[Task brief]
In the data below, reproduce everything exactly except the images.

[Given entries]
- - - -

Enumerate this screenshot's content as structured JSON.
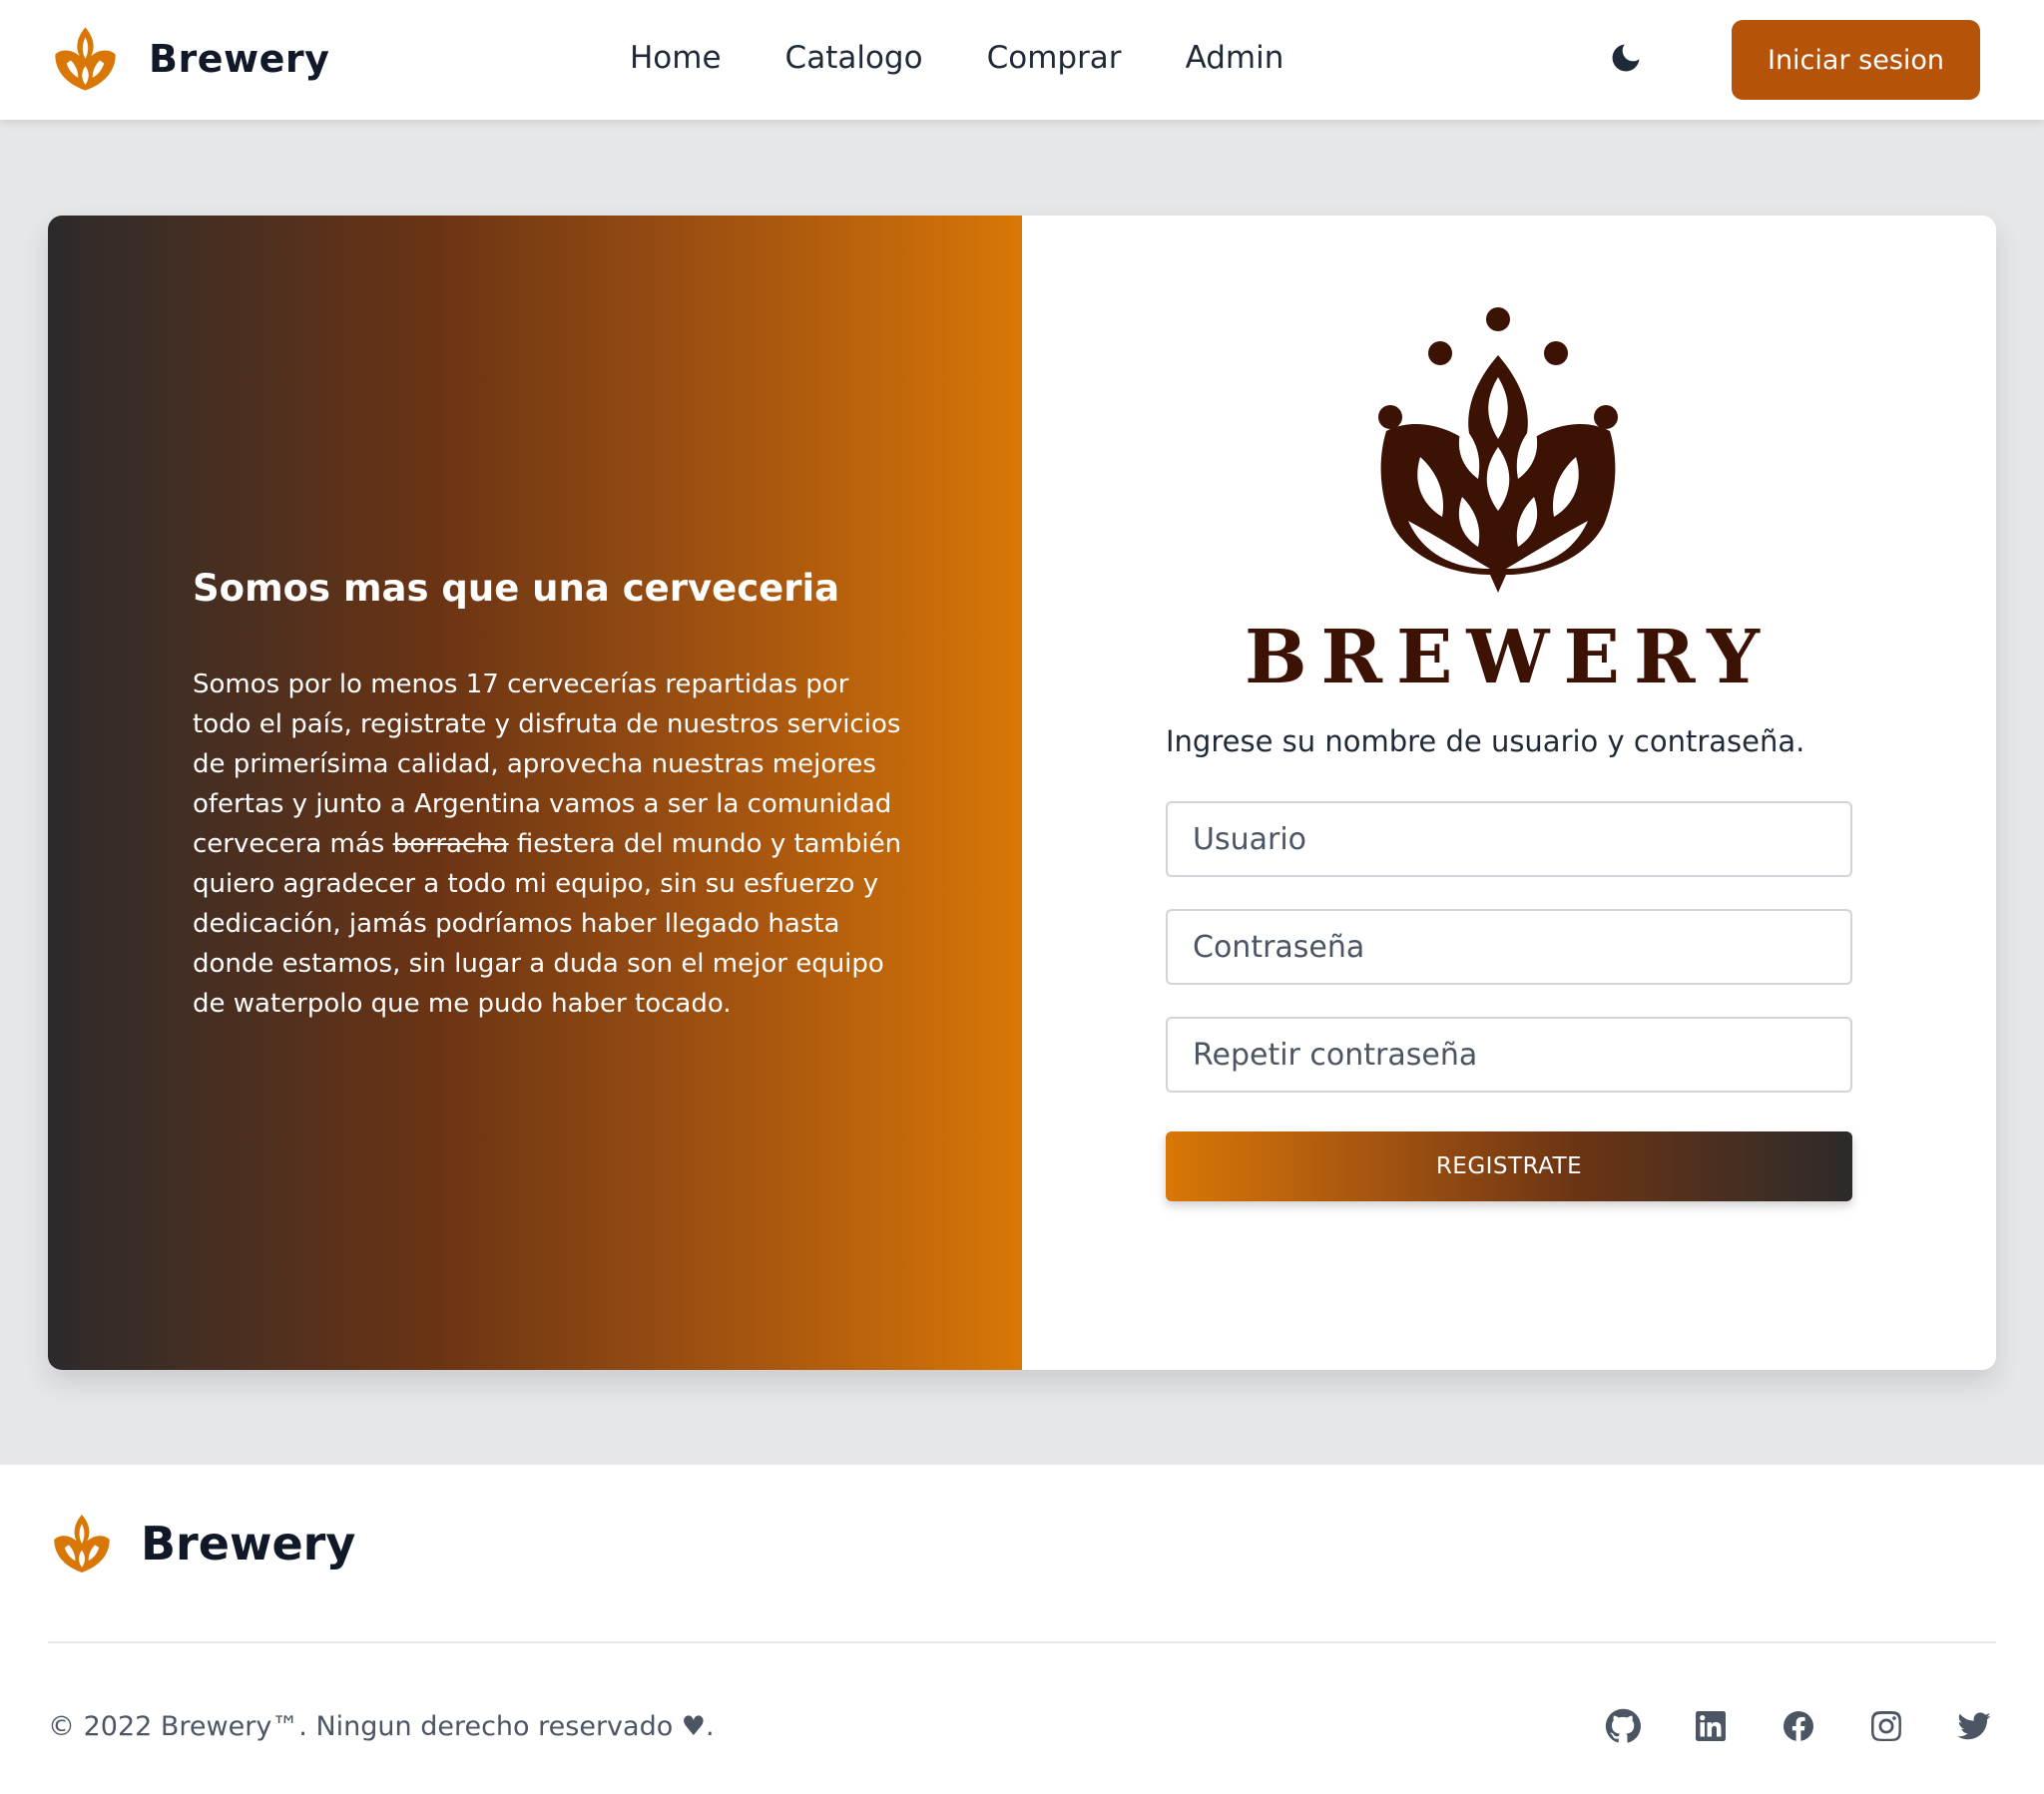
{
  "header": {
    "brand": "Brewery",
    "nav": [
      "Home",
      "Catalogo",
      "Comprar",
      "Admin"
    ],
    "theme_icon": "moon-icon",
    "login_label": "Iniciar sesion"
  },
  "promo": {
    "title": "Somos mas que una cerveceria",
    "text_before": "Somos por lo menos 17 cervecerías repartidas por todo el país, registrate y disfruta de nuestros servicios de primerísima calidad, aprovecha nuestras mejores ofertas y junto a Argentina vamos a ser la comunidad cervecera más ",
    "text_struck": "borracha",
    "text_after": " fiestera del mundo y también quiero agradecer a todo mi equipo, sin su esfuerzo y dedicación, jamás podríamos haber llegado hasta donde estamos, sin lugar a duda son el mejor equipo de waterpolo que me pudo haber tocado."
  },
  "form": {
    "logo_word": "BREWERY",
    "intro": "Ingrese su nombre de usuario y contraseña.",
    "user_placeholder": "Usuario",
    "password_placeholder": "Contraseña",
    "repeat_placeholder": "Repetir contraseña",
    "register_label": "REGISTRATE"
  },
  "footer": {
    "brand": "Brewery",
    "copyright": "© 2022 Brewery™. Ningun derecho reservado ♥.",
    "socials": [
      "github-icon",
      "linkedin-icon",
      "facebook-icon",
      "instagram-icon",
      "twitter-icon"
    ]
  },
  "colors": {
    "accent": "#b45309",
    "accent_light": "#d97706",
    "dark": "#2c2a2b",
    "logo_brown": "#3b1204",
    "page_bg": "#e5e7eb"
  }
}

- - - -

[Solution to this exercise]
Enumerate this screenshot's content as structured JSON.
{
  "header": {
    "brand": "Brewery",
    "nav": [
      "Home",
      "Catalogo",
      "Comprar",
      "Admin"
    ],
    "theme_icon": "moon-icon",
    "login_label": "Iniciar sesion"
  },
  "promo": {
    "title": "Somos mas que una cerveceria",
    "text_before": "Somos por lo menos 17 cervecerías repartidas por todo el país, registrate y disfruta de nuestros servicios de primerísima calidad, aprovecha nuestras mejores ofertas y junto a Argentina vamos a ser la comunidad cervecera más ",
    "text_struck": "borracha",
    "text_after": " fiestera del mundo y también quiero agradecer a todo mi equipo, sin su esfuerzo y dedicación, jamás podríamos haber llegado hasta donde estamos, sin lugar a duda son el mejor equipo de waterpolo que me pudo haber tocado."
  },
  "form": {
    "logo_word": "BREWERY",
    "intro": "Ingrese su nombre de usuario y contraseña.",
    "user_placeholder": "Usuario",
    "password_placeholder": "Contraseña",
    "repeat_placeholder": "Repetir contraseña",
    "register_label": "REGISTRATE"
  },
  "footer": {
    "brand": "Brewery",
    "copyright": "© 2022 Brewery™. Ningun derecho reservado ♥.",
    "socials": [
      "github-icon",
      "linkedin-icon",
      "facebook-icon",
      "instagram-icon",
      "twitter-icon"
    ]
  },
  "colors": {
    "accent": "#b45309",
    "accent_light": "#d97706",
    "dark": "#2c2a2b",
    "logo_brown": "#3b1204",
    "page_bg": "#e5e7eb"
  }
}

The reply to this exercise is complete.